Pop, soft drinks, and soda—names associated with sugary, sweetened beverages that do more harm than good. It’s long been suggested by various scientific studies that these fizzy drinks are associated with diabetes and obesity, but a new study conducted by Cindy Leung et al. in December 2014 at the University of California tells us that there’s another consequence of pop: it may hasten cell aging.

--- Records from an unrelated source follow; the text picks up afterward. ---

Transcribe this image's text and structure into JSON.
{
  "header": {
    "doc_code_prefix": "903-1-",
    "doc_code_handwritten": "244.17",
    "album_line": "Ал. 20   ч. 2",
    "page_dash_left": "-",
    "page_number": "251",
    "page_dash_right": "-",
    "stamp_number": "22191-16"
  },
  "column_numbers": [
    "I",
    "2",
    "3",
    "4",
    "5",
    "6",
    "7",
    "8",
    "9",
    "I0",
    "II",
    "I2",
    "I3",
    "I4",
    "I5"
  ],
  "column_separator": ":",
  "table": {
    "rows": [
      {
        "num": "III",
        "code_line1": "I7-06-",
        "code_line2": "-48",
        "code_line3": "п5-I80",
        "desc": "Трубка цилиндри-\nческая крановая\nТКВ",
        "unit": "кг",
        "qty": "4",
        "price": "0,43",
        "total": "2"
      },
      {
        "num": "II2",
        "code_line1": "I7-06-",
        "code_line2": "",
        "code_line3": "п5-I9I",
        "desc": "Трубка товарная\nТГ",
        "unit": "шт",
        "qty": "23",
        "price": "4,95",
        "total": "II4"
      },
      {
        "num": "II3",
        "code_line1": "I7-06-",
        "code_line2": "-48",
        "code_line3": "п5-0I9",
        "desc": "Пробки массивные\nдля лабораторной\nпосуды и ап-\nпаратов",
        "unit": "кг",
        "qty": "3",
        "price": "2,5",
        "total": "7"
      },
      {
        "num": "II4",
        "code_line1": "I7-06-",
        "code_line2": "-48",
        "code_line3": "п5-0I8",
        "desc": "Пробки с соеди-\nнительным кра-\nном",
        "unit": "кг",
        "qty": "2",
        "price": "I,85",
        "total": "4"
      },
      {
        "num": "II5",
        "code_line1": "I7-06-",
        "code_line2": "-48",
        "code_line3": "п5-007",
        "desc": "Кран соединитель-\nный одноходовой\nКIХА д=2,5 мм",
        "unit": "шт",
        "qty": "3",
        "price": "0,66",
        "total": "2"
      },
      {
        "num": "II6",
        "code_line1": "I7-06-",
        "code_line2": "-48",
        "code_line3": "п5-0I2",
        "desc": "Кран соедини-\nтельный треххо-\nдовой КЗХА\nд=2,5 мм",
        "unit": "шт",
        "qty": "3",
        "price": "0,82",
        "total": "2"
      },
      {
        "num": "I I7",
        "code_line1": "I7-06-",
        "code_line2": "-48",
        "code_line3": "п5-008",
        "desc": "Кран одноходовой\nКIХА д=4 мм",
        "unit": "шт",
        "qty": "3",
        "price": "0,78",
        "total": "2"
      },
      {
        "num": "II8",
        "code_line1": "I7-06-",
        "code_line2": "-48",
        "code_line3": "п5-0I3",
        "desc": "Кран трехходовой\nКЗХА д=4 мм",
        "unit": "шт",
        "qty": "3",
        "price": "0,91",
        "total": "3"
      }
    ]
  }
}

Cell aging happens when telomeres—caps that cover the end of DNA strands—get shorter. Simply put, a telomere acts like the plastic part of a shoelace, and cell aging is when the telomere starts breaking apart. The scientists found that those who regularly drank sugar-sweetened beverages, like Coca Cola, Pepsi, and Sprite put their body at risk of aging. The scientists looked at data from 1999 to 2002 that surveyed 5,300 healthy adults between the ages of 20 to 65 who had no history of diabetes or cardiovascular disease over three years. The researchers grouped participants by those who drank sugar-sweetened pop, diet drinks, fruit juices, and non-carbonated sugary drinks. In addition to the shortening of telomeres in general, the scientists also found that the amount the telomeres were shortened by was a similar length to that caused by smoking.
A shortened telomere affects different functions in the cell. One major consequence of shortened telomeres is an increased chance of getting cancer. Telomeres can also affect immunity. A shorter telomere in white blood cells—cells that fight off viruses and bacteria that make us sick—means a shorter lifespan. With a shorter lifespan of our bodies’ illness fighters, we’re prone to getting sicker faster and more often.
On the other hand, the study showed that participants who drank fruit juices had longer telomeres—meaning that telomeres degraded at a much slower rate—than those who drank pop. The researchers also saw that participants who drank diet and noncarbonated sugary drinks saw telomeres degrade at an average rate.
For those that still consume pop on a daily basis, doctors suggest slowly weaning off the cans or bottles to prevent further health complications. Some physicians believe that replacing a can of Sprite with some freshly squeezed fruit juice or smoothies has better health effects and can curb the sugary craving our brains might be telling us to indulge. Perhaps inspiration for (dare I say it) a new year’s resolution?